- SOURCE: David Trend, Elsewhere in America
- LENGTH: 400-600 words
- DUE: Tuesday, March 3 11:59 pm)
- SUBMISSION: Online
- WEIGHT: 10% of course grade
Pick one of the prompts below and write a formal academic essay in response. (Formal writing means structure [introà body paragraphsà conclusion], development of argument [thesis, claims supported by evidence, logical argument], formal English, and footnotes for citation.) Also, double-space and use proper margins. You will submit this assignment through Canvas(click on the essay assignment).
- Trend argues that the United States is an “unfinished project.”  How does he mean this claim with respect to the United States having an aspirational culture? How does he understand it to include the potential for outsiders to belong to American culture?
- Trend argues that culture helps frame boundaries for including or excluding certain subjectivities. With respect to at least two distinct groups, how does Trend suggest these groups struggled to change their status from “not belonging” to “belonging”?
- Trend wonders what might happen if the notion of “identity” was treated as nothing more than “fiction.” Discuss the ways in which at least one identity you claim has become important to your sense of belonging (or lack thereof) in some aspect of your life. In what ways is that identity a basis for you activism/engagement with the world.
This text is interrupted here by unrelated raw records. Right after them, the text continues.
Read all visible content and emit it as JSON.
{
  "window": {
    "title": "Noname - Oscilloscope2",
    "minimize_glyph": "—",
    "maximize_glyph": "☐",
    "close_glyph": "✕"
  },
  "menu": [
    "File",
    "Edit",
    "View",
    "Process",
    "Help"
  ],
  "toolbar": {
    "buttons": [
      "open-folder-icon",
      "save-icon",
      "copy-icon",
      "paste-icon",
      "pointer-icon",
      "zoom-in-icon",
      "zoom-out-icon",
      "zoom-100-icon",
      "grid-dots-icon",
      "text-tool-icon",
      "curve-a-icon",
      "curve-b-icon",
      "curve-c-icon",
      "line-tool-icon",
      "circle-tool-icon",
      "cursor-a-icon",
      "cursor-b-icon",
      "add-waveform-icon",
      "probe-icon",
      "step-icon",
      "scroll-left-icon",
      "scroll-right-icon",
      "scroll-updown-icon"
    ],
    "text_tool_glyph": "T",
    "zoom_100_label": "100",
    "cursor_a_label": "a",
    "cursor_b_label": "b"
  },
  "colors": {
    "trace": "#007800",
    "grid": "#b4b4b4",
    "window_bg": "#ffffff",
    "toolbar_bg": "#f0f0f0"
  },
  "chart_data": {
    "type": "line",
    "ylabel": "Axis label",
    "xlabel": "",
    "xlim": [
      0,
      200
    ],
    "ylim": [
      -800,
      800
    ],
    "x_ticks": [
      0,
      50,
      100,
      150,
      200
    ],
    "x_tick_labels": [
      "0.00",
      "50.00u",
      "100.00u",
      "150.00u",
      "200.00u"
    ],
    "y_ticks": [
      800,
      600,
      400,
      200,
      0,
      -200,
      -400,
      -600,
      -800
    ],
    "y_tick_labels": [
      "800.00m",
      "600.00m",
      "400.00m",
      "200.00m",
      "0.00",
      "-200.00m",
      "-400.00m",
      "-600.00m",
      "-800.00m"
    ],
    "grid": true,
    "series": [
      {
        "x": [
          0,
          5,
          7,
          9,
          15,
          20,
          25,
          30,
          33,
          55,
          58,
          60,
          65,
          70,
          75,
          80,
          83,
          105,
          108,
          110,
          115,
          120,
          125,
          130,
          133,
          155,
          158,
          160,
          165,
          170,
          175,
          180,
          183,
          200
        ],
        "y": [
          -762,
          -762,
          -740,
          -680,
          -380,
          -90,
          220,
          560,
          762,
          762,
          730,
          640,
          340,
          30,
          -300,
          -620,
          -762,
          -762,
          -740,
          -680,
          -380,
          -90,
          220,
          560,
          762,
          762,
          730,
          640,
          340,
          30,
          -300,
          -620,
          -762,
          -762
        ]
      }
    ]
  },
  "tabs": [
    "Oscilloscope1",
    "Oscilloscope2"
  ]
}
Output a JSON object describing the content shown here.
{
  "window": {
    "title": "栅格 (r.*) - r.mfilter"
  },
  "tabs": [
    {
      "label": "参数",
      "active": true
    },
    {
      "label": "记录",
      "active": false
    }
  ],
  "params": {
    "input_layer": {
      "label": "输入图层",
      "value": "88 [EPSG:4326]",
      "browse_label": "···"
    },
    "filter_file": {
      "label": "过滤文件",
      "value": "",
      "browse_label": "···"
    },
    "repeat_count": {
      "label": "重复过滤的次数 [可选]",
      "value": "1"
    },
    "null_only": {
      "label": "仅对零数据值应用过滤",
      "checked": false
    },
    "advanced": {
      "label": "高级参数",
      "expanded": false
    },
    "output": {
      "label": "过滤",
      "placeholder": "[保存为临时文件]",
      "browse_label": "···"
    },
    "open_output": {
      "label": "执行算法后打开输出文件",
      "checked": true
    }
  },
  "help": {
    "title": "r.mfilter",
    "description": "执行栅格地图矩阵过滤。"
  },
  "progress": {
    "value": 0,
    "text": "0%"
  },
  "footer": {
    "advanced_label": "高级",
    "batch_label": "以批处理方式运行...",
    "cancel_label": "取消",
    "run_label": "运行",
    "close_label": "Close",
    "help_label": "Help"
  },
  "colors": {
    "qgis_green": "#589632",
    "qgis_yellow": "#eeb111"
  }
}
How is it more than a fiction?
- Arguments about religion and morality lie at the heart of much conflict in contemporary society. Describe three issues profiled by Trend that have matters of faith at the core of the conflict.
 Footnotes should follow either the Turabian or (the nearly indistinguishable) Chicago style. For a convenient guide to footnote citation systems, please consult either of these websites. They present the same information but package it different ways so rely on the one you find easier to comprehend. Alternatively, look at how Trend organizes his citations and copy what he did. A simple example (citing a book by a single author) is fn. 7 (p. 28). https://www.library.georgetown.edu/tutorials/research-guides/turabian-footnote-guide (Links to an external site.) (Links to an external site.) OR http://www.press.uchicago.edu/books/turabian/turabian_citationguide.html (Links to an external site.)
 David Trend, Elsewhere in America: The Crisis of Belonging in Contemporary American Culture (Routledge, 2016), 99. [This is how a first citation of a book with one author should look.].
 Trend, 123. Trend follows up that speculation by sourly observing that such thinking amounts to “utopian silliness.” This passage from Chapter 6 thus seeds his discussion of this country’s utopian aspirationalism in Chapter 12. [This footnote models how a second citation of a previously cited source should look. The next two sentences demonstrate the footnote’s other function, as a place to expand upon an idea raised in the main text.]